Heading into the second quarter of 2020, a total of 42 of the hedge funds tracked by Insider Monkey were long this stock, a change of 14% from the fourth quarter of 2019. Below, you can check out the change in hedge fund sentiment towards LVS over the last 18 quarters. With the smart money’s capital changing hands, there exists a select group of key hedge fund managers who were adding to their holdings meaningfully (or already accumulated large positions).
More specifically, D1 Capital Partners was the largest shareholder of Las Vegas Sands Corp. (NYSE:LVS), with a stake worth $354 million reported as of the end of September. Trailing D1 Capital Partners was Melvin Capital Management, which amassed a stake valued at $316.1 million. Point72 Asset Management, Viking Global, and Citadel Investment Group were also very fond of the stock, becoming one of the largest hedge fund holders of the company. In terms of the portfolio weights assigned to each position Cumberland Associates / Springowl Associates allocated the biggest weight to Las Vegas Sands Corp. (NYSE:LVS), around 5.85% of its 13F portfolio.
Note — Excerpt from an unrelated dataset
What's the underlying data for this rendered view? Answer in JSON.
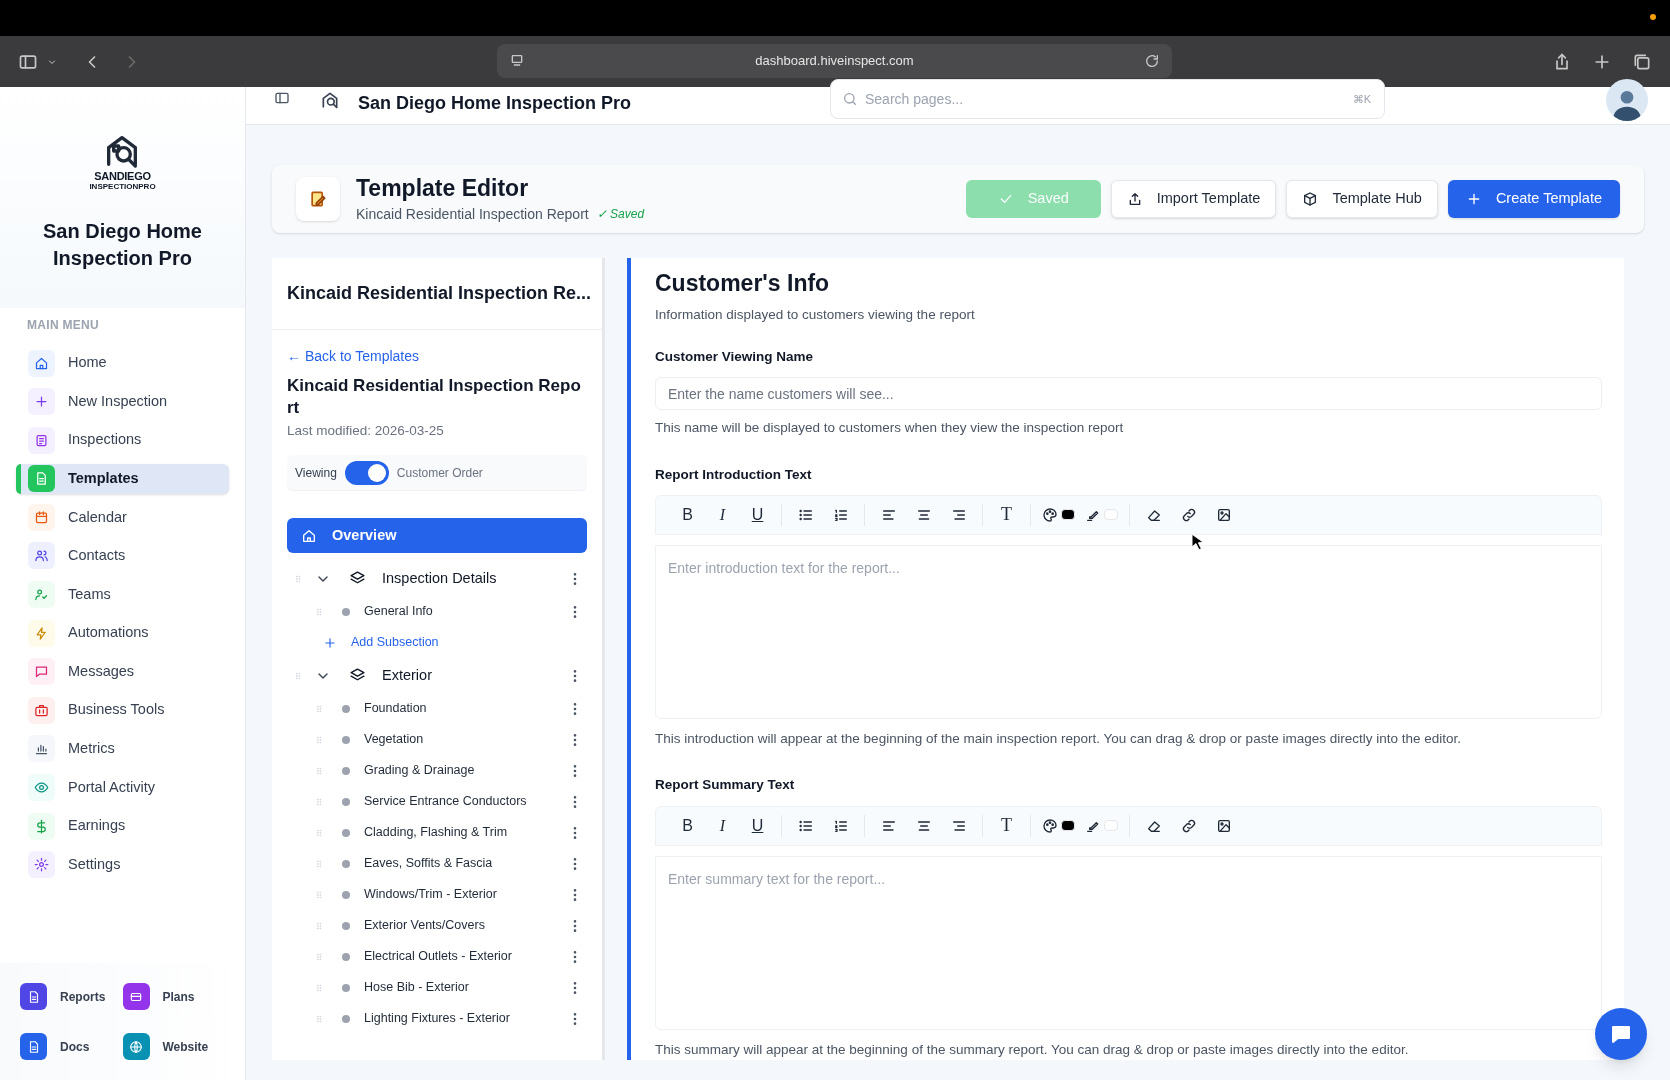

Columbus Hill Capital Management is also relatively very bullish on the stock, setting aside 5 percent of its 13F equity portfolio to LVS.
As aggregate interest increased, key hedge funds have been driving this bullishness. Viking Global, managed by Andreas Halvorsen, initiated the most outsized position in Las Vegas Sands Corp. (NYSE:LVS). Viking Global had $131.4 million invested in the company at the end of the quarter. Israel Englander’s Millennium Management also made a $8.2 million investment in the stock during the quarter. The other funds with brand new LVS positions are Stanley Druckenmiller’s Duquesne Capital, Randall Smith’s Alden Global Capital, and Greg Eisner’s Engineers Gate Manager.
Let’s now take a look at hedge fund activity in other stocks similar to Las Vegas Sands Corp. (NYSE:LVS). We will take a look at Prudential Public Limited Company (NYSE:PUK), Bank of Montreal (NYSE:BMO), Enterprise Products Partners L.P. (NYSE:EPD), and Orange SA (NYSE:ORAN). This group of stocks’ market valuations match LVS’s market valuation.
|Ticker||No of HFs with positions||Total Value of HF Positions (x1000)||Change in HF Position|
View table here if you experience formatting issues.
As you can see these stocks had an average of 12.5 hedge funds with bullish positions and the average amount invested in these stocks was $106 million. That figure was $1186 million in LVS’s case. Enterprise Products Partners L.P. (NYSE:EPD) is the most popular stock in this table. On the other hand Orange SA (NYSE:ORAN) is the least popular one with only 5 bullish hedge fund positions. Compared to these stocks Las Vegas Sands Corp. (NYSE:LVS) is more popular among hedge funds. Our calculations showed that top 10 most popular stocks among hedge funds returned 41.4% in 2019 and outperformed the S&P 500 ETF (SPY) by 10.1 percentage points. These stocks gained 12.3% in 2020 through June 30th and still beat the market by 15.5 percentage points. Unfortunately LVS wasn’t nearly as popular as these 10 stocks and hedge funds that were betting on LVS were disappointed as the stock returned 7.2% during the second quarter and underperformed the market. If you are interested in investing in large cap stocks with huge upside potential, you should check out the top 10 most popular stocks among hedge funds as most of these stocks already outperformed the market in 2020.
Disclosure: None. This article was originally published at Insider Monkey.